### Exercise
The answer must consist of every line from the data that holds the string "JSON".

### Information provided

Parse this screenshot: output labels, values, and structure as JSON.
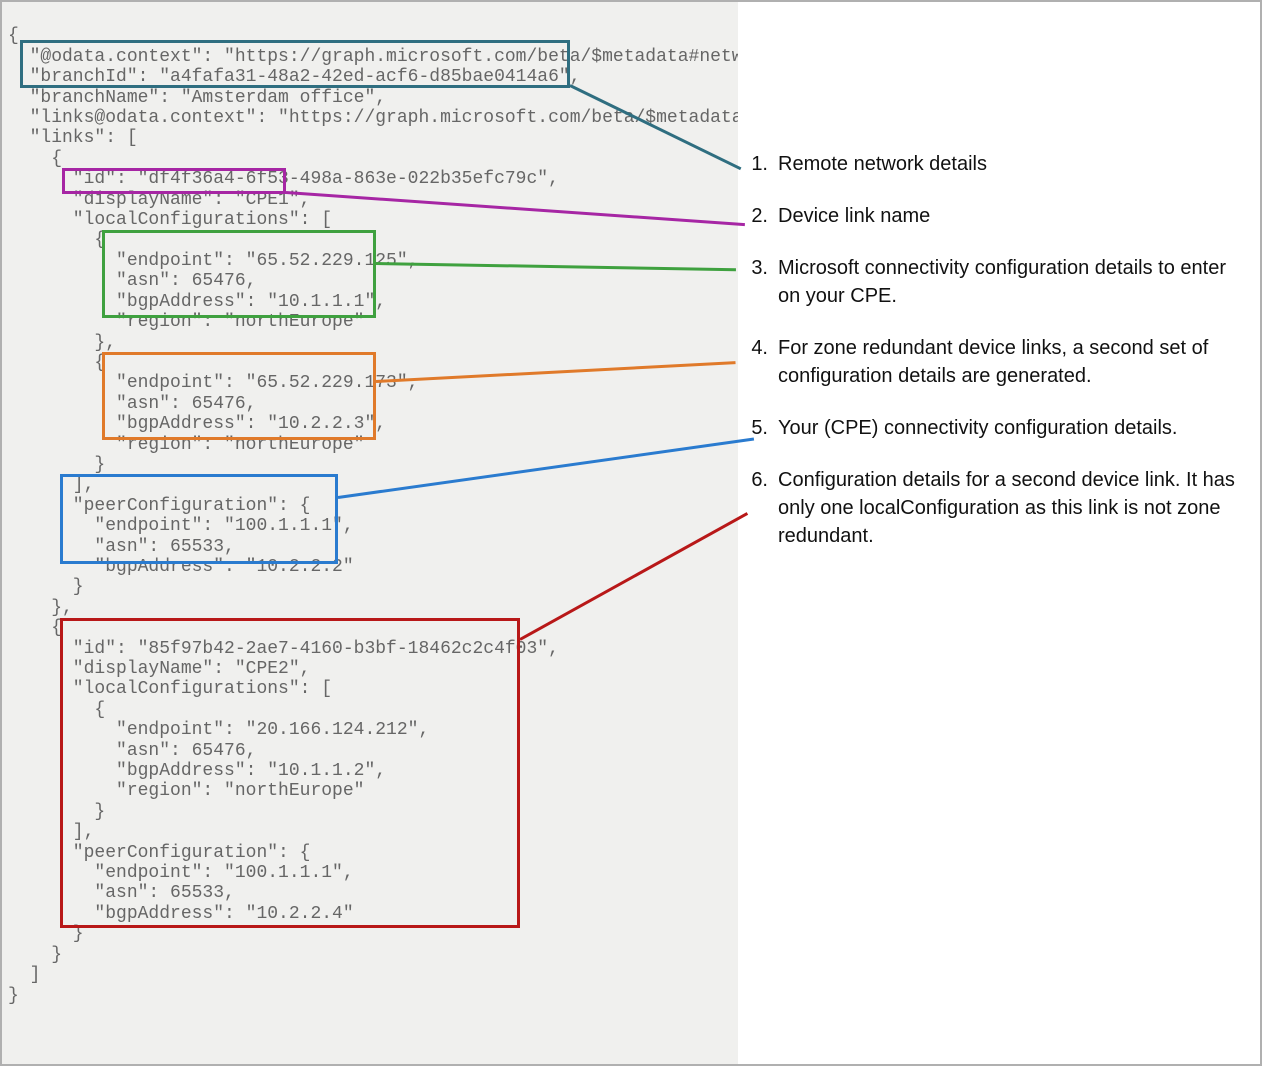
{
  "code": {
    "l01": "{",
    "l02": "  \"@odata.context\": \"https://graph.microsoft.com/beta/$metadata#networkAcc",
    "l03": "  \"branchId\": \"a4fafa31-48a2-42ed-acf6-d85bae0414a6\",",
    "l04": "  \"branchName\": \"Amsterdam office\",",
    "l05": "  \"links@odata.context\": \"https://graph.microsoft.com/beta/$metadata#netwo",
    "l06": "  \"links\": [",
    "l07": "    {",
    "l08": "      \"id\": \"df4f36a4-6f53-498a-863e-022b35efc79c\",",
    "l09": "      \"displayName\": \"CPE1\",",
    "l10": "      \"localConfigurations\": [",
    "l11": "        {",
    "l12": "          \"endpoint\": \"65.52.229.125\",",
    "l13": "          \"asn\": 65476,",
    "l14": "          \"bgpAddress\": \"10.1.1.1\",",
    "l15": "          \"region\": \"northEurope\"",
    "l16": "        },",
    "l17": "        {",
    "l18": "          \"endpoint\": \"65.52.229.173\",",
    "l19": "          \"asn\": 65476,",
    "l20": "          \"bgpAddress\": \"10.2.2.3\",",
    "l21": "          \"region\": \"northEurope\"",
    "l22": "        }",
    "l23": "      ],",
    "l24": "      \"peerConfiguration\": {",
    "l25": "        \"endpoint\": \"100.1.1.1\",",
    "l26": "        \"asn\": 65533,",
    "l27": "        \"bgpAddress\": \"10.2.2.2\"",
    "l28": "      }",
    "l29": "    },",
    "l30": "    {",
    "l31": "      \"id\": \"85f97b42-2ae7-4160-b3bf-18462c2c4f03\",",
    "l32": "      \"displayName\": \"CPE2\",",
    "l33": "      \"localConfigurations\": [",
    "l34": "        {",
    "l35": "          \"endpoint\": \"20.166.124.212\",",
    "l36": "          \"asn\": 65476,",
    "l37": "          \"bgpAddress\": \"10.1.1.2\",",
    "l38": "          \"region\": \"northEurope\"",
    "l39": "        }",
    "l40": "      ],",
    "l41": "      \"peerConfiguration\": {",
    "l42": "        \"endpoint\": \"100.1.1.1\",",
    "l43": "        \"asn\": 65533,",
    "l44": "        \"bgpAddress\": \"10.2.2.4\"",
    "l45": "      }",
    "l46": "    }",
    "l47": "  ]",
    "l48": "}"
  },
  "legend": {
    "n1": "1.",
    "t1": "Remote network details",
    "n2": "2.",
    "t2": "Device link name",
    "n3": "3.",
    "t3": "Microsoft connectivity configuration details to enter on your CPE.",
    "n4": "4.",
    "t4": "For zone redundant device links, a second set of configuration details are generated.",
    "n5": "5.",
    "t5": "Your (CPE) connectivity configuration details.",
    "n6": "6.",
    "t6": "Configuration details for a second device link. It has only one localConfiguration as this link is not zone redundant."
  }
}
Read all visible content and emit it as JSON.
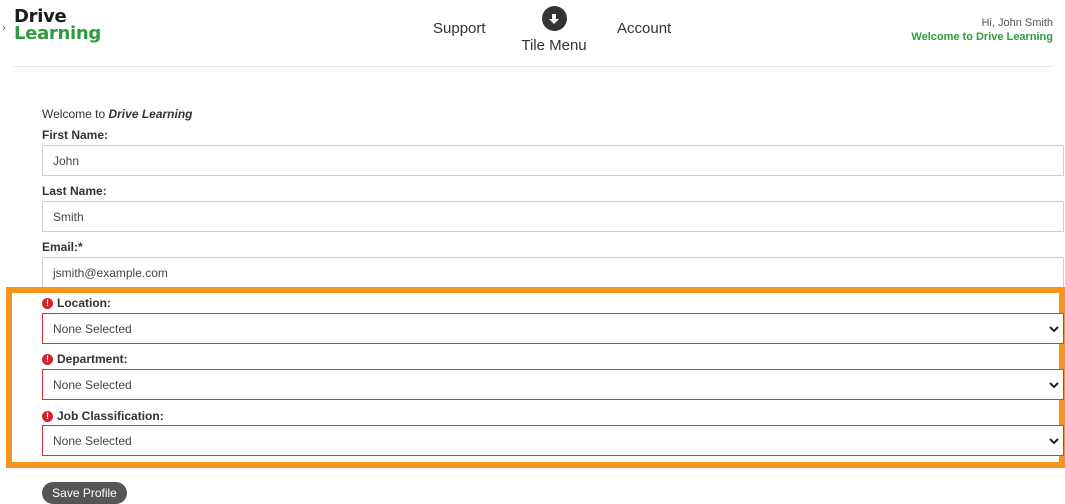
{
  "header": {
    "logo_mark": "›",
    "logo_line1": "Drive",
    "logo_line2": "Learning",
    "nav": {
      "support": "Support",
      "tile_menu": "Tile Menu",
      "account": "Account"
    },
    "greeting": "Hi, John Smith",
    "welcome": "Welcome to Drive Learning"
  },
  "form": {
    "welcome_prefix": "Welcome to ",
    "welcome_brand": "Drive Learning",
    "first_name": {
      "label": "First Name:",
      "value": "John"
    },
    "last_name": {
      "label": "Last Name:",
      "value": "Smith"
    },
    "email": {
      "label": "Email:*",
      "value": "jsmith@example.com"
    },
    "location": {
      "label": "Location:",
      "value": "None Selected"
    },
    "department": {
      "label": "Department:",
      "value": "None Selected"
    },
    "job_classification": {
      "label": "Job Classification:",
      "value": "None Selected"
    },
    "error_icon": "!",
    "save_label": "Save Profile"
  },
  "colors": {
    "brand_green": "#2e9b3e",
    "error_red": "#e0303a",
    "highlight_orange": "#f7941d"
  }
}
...
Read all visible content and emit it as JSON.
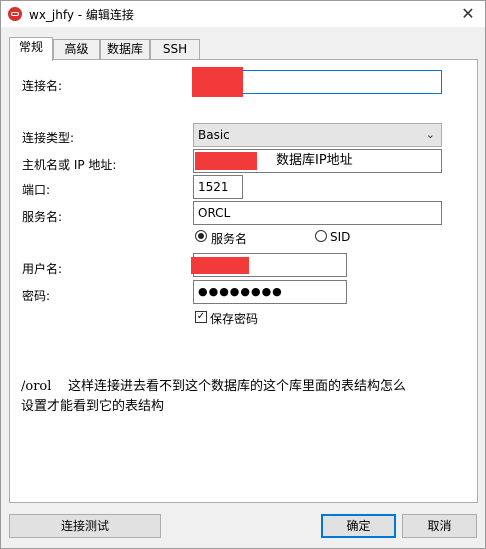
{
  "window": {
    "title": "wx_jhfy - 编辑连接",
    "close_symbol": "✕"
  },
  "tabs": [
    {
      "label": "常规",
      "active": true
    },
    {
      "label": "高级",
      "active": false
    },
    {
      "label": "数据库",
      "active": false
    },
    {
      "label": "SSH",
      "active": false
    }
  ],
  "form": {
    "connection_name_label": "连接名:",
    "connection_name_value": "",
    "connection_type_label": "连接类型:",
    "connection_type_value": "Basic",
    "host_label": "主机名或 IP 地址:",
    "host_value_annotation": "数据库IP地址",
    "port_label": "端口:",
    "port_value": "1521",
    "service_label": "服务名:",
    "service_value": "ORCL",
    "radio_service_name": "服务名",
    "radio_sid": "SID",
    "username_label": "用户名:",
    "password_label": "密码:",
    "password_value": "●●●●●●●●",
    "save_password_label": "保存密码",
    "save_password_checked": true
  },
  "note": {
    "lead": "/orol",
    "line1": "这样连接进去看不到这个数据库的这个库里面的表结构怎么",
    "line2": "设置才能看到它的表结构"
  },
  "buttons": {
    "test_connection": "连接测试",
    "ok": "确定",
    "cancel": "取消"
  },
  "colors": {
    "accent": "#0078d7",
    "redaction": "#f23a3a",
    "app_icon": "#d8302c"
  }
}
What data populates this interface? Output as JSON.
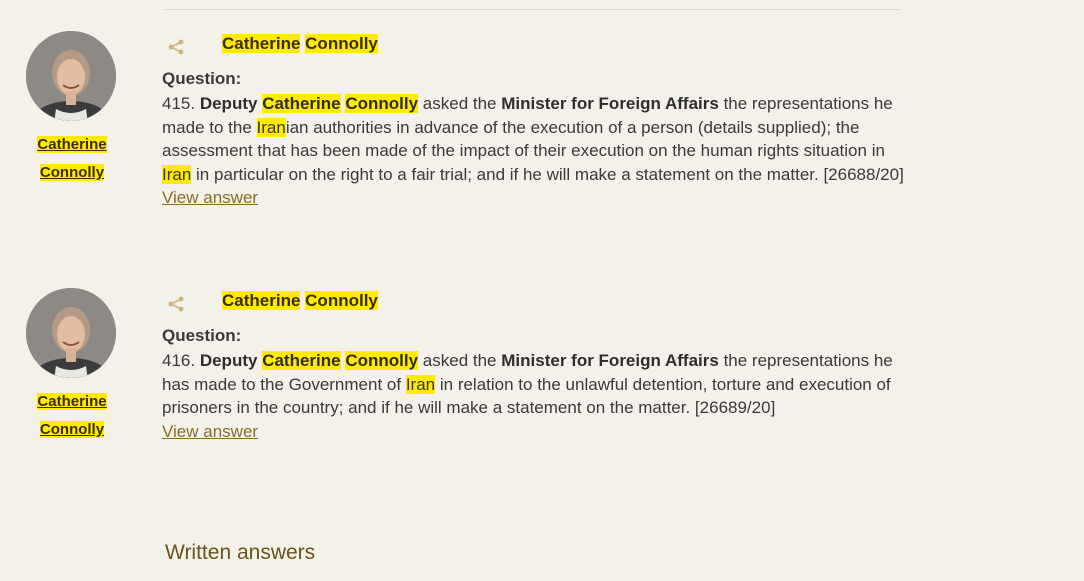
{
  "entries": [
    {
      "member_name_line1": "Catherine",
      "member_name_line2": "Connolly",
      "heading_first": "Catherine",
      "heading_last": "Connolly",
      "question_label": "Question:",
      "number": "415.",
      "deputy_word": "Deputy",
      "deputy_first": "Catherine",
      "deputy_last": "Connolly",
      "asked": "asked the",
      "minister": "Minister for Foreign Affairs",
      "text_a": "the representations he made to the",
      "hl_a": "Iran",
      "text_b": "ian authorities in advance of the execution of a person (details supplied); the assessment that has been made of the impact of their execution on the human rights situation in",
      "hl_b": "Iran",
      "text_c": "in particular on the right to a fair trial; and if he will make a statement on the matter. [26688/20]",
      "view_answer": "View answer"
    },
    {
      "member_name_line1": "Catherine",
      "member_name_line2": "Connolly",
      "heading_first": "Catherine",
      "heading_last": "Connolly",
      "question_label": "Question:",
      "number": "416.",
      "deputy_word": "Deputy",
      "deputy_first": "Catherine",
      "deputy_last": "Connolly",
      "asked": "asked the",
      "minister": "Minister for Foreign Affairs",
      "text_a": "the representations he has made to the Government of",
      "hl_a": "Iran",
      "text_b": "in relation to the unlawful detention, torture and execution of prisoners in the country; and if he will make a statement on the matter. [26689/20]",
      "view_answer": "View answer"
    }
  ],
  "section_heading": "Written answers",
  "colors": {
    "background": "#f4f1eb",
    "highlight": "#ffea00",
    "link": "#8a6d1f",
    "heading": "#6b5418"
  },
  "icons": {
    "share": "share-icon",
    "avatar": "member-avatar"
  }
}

### The completed task
Parse this screenshot: output labels, values, and structure as JSON.
Read all visible content and emit it as JSON.
Read all visible content and emit it as JSON.
What data populates this interface? Output as JSON.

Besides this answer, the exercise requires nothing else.